Two of the nine shorts included here, however, are of an entirely different order. The title story “Good-Bye” is a compelling change of pace. It is about the daughter of a bucktoothed ex-soldier (looking cut and pasted from anti-Japanese U.S. WWII propaganda) who has taken to fraternizing with American soldiers during the Occupation. Unlike her many counterparts in other Tatsumi stories, she's more than just a caricature of an oversexed, castrating female who is punished by the end for being too independent. As it turns out, she resents her father for not being a strong role model or a good parent. As an ex-soldier, her father is symbolic of the Japanese nation as a whole. The story seems to be metaphorically criticizing Imperial Japan for having let its citizens down by losing the war.
Far and away the best story in the volume—even better than “Good-Bye”—is “Hell.” As the first story in the volume, it leaves an especially indelible impression. This one is about the aftermath of the nuclear bombing of Hiroshima. In the days immediately afterward, a man photographs the shadow of a boy massaging his mother's back that had been seared into a wall by the blast. Both son and mother had presumably been incinerated. The image becomes hailed as a symbol of the peace that war had ruthlessly destroyed. But then the photographer finds out that the image was not one of peace at all—the blast had, in fact, caught a boy in the act of strangling a woman to death! So, yes, the bomb was evil. But evil predated the bomb, and “Hell” is a searing criticism of a Japan that often forgets that it had been victimizer as well as victim during the war. Incidentally, this selective amnesia continues to strain Japan's diplomatic relationship with its Asian neighbors, making “Hell” as unsettlingly topical now as it was when it was written forty years ago.

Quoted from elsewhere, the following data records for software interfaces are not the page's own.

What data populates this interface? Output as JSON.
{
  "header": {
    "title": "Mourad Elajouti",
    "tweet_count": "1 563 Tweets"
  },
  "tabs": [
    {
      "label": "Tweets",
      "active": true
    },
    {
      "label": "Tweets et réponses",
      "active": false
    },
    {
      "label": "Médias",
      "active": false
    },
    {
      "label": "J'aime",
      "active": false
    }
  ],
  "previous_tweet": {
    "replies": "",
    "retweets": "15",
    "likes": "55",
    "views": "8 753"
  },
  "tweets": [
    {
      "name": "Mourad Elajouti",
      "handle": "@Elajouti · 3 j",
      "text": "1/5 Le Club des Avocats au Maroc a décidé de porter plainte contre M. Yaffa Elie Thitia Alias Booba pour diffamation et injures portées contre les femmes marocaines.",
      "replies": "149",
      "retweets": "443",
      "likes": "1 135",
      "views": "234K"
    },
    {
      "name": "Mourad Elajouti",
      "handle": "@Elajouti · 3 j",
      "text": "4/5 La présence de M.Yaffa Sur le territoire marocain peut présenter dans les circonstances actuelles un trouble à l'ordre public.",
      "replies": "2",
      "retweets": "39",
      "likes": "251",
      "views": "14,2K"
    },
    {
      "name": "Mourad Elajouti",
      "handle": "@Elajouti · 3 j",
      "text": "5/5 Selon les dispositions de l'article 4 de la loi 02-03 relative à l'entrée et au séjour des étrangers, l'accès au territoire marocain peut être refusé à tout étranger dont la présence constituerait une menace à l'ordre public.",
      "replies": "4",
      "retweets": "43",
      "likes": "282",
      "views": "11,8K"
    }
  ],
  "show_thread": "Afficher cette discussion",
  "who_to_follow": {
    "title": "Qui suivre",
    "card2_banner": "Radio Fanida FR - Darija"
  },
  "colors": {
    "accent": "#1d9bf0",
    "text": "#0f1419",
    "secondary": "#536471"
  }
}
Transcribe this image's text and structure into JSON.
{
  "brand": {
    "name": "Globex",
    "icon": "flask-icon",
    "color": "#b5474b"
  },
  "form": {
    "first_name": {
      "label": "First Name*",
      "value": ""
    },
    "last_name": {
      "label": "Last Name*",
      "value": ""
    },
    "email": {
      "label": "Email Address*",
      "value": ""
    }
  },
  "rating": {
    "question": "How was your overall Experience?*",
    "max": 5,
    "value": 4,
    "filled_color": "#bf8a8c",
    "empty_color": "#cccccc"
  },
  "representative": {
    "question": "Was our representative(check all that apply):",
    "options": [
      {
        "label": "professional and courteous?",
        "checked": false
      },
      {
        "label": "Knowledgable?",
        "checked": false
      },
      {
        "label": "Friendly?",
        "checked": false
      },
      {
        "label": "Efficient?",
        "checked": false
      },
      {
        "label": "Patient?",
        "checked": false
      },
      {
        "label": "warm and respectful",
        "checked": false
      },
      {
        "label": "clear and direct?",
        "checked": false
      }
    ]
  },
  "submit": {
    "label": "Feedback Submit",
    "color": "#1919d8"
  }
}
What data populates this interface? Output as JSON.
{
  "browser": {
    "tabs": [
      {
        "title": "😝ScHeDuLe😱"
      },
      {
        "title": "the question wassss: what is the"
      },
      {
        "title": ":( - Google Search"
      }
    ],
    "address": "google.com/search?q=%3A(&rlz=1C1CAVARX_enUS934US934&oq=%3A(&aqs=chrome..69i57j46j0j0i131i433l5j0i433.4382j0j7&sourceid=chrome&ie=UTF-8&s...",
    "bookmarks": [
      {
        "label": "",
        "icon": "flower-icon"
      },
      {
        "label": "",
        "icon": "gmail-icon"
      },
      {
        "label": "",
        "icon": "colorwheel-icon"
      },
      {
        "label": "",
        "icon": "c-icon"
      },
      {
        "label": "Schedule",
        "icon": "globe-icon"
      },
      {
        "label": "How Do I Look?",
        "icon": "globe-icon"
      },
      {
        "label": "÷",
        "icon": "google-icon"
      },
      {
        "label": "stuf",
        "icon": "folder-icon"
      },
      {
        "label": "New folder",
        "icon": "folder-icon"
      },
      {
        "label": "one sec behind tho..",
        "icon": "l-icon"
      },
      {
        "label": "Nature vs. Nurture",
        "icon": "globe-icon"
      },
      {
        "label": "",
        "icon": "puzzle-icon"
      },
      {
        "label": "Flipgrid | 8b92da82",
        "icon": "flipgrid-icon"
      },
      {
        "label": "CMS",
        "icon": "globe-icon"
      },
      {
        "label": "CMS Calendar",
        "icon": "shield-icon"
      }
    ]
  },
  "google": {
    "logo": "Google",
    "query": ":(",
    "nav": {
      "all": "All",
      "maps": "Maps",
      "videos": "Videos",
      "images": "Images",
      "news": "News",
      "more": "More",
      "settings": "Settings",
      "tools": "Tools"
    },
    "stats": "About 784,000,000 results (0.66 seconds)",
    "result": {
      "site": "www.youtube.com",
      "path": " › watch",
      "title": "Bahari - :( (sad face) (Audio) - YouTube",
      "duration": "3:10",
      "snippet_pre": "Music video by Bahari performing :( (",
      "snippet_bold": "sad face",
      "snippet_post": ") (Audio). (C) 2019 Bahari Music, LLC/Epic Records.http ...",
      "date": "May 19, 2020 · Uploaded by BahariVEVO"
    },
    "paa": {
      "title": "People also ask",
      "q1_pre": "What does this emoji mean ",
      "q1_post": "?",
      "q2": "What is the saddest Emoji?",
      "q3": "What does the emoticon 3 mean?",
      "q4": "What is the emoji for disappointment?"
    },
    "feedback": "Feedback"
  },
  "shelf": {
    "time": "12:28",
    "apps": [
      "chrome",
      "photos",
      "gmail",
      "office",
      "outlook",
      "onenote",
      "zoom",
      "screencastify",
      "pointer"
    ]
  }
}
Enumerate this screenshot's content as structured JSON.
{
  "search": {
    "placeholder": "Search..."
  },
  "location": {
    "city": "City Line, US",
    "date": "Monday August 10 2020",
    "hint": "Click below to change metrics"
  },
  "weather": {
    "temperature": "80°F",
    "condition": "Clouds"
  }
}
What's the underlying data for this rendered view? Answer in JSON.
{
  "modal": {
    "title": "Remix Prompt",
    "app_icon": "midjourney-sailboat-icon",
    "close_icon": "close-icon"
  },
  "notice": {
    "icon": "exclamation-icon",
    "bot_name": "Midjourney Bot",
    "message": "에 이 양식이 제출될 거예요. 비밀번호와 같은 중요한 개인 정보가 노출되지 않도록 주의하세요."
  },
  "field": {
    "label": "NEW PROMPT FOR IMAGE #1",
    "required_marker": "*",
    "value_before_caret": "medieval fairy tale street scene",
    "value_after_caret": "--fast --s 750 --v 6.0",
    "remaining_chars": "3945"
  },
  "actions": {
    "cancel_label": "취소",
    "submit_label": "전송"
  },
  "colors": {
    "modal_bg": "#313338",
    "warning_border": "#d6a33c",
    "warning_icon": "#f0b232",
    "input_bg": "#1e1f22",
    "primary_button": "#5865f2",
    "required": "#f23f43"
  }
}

Tatsumi's artwork is handsomely drawn and chock-full of historic detail. Some will adore its snapshot of a now lost version of urban Japan. Others accustomed to today's manga styles may find the obviously vintage visual style a bit off-putting. But what is unequivocally problematic with regards to the art is Drawn & Quarterly's publishing strategy. All of their Tatsumi books, including Good-Bye, read left to right. Given that not even Naruto
is flipped for American release these days, this is a strange move. Even stranger is editor Adrian Tomine's decision not to reverse entire pages but rather to cut and paste panels that were originally sequenced right to left and reorder them left to right. (This is the way Dark Horse published Blade of the Immortal
in order to meet the specific demands of its creator, Hiroaki Samura.) Thus, Drawn & Quarterly's edition can be frustrating to read because individual panels still make the most sense when scanned right to left. Furthermore, it compromises the integrity and fluidity of Tatsumi's visual technique; Tomine should have left well enough alone.
In any case, this book is highly recommended to anyone interested in “literary” manga and graphic novels…even and especially to those who have been unimpressed by Tatsumi's previous English-language output. Though if you shy away from frank treatment of rape and incest, you might be well-advised to stay away. Regardless, Good-Bye
is at once a nostalgic and timely vision of postwar Japan that should never be forgotten. And yes, that crunching noise is the sound of me eating my hat! Notes
: hardcover, 1st American edition Rating
- The first D&Q Tatsumi volume to be worth the price of entry. And well worth it, it is. Those who have been skeptical in the past should put their doubts on hold, while those who have already been convinced don't need to be sold.